Denmark diary

Wedged into a Boeing 747 heading across the Atlantic, I worried that meeting Morten Lund would be a waste of time. I had tracked him for more than a month, seen his deals, read his blog and cornered Europeans at Silicon Valley cocktail parties who might have heard of him.

My boss wanted a cool personality profile, something Hunter Thompson-esque, only with more VCs and less drugs. We settled on Lund—the subject of this month’s cover story—because he is so “out there.” He has bet on a plethora of Web 2.0 companies, from Skype to Zecco, as well a bunch of companies that you’d never find in a traditional VC portfolio, such as as a startup that makes a one-handed condom applicator and a company that genetically alters plants to detect landmines.

I shadowed Lund for a week and was struck by his enthusiasm for doing, his desire to take risk and his openness. He’s a doer and likes other doers. We had lunch with an entrepreneur who muddled his way through a misguided pitch. Things weren’t going very well by the time we finished the meal. Neither Lund nor I could get the waiter’s attention to get the check. Lund became increasingly frustrated until the entrepreneur got up, walked over to the cashier and collected the bill. Lund couldn’t stop chuckling about his audacity. Now the two are working closely.

Risk ran like an underground river through my time with Lund. On my first night in Copenhagen, locals protested the demolition of an old building in the Christiania enclave by lighting a bonfire, throwing stones and shooting fireworks at police. As we ate at a nearby restaurant, Lund observed: “It’s so good, that even in this nearly socialist state, people have opinions.” As we drove by the conflict on the way home, Lund asked his wife to pull over so he could get out and watch the riots, as though they were a roadside attraction.

Nothing was off-limits with Lund. He took me to his childhood home to have dinner with his parents, drove me around in his three-wheeled bicycle and let me sit in on all his meetings.

I regret that I couldn’t fit in a detailed description of our trip to a George Michael concert, an analysis of his political views or a report on his cooking.

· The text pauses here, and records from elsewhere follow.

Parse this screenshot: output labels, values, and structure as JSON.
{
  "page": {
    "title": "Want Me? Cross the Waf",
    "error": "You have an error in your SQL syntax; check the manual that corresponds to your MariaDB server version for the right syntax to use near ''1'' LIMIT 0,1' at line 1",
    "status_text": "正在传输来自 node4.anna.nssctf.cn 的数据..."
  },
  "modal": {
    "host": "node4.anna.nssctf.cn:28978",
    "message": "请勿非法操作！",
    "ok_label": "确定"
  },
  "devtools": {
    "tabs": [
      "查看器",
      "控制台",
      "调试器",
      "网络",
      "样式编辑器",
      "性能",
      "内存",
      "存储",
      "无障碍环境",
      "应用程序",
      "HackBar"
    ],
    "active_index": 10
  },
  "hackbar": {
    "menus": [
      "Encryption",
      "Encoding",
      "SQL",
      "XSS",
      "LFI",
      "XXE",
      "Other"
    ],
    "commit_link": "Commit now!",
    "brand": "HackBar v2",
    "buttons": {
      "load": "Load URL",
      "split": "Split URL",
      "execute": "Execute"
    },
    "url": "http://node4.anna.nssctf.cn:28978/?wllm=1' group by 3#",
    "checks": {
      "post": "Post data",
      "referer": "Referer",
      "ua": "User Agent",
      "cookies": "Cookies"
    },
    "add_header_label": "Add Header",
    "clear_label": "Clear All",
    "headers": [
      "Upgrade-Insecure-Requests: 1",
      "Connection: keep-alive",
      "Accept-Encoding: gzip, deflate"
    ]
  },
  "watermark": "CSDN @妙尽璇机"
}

I opted instead to focus on what Lund does that makes him successful. He fits an archetype I’ve known only from the histories of Silicon Valley. He’s closer to the roots of real venture capital than most on Sand Hill Road and stands as a beacon for how to earn money from early stage investing. —Alexander Haislip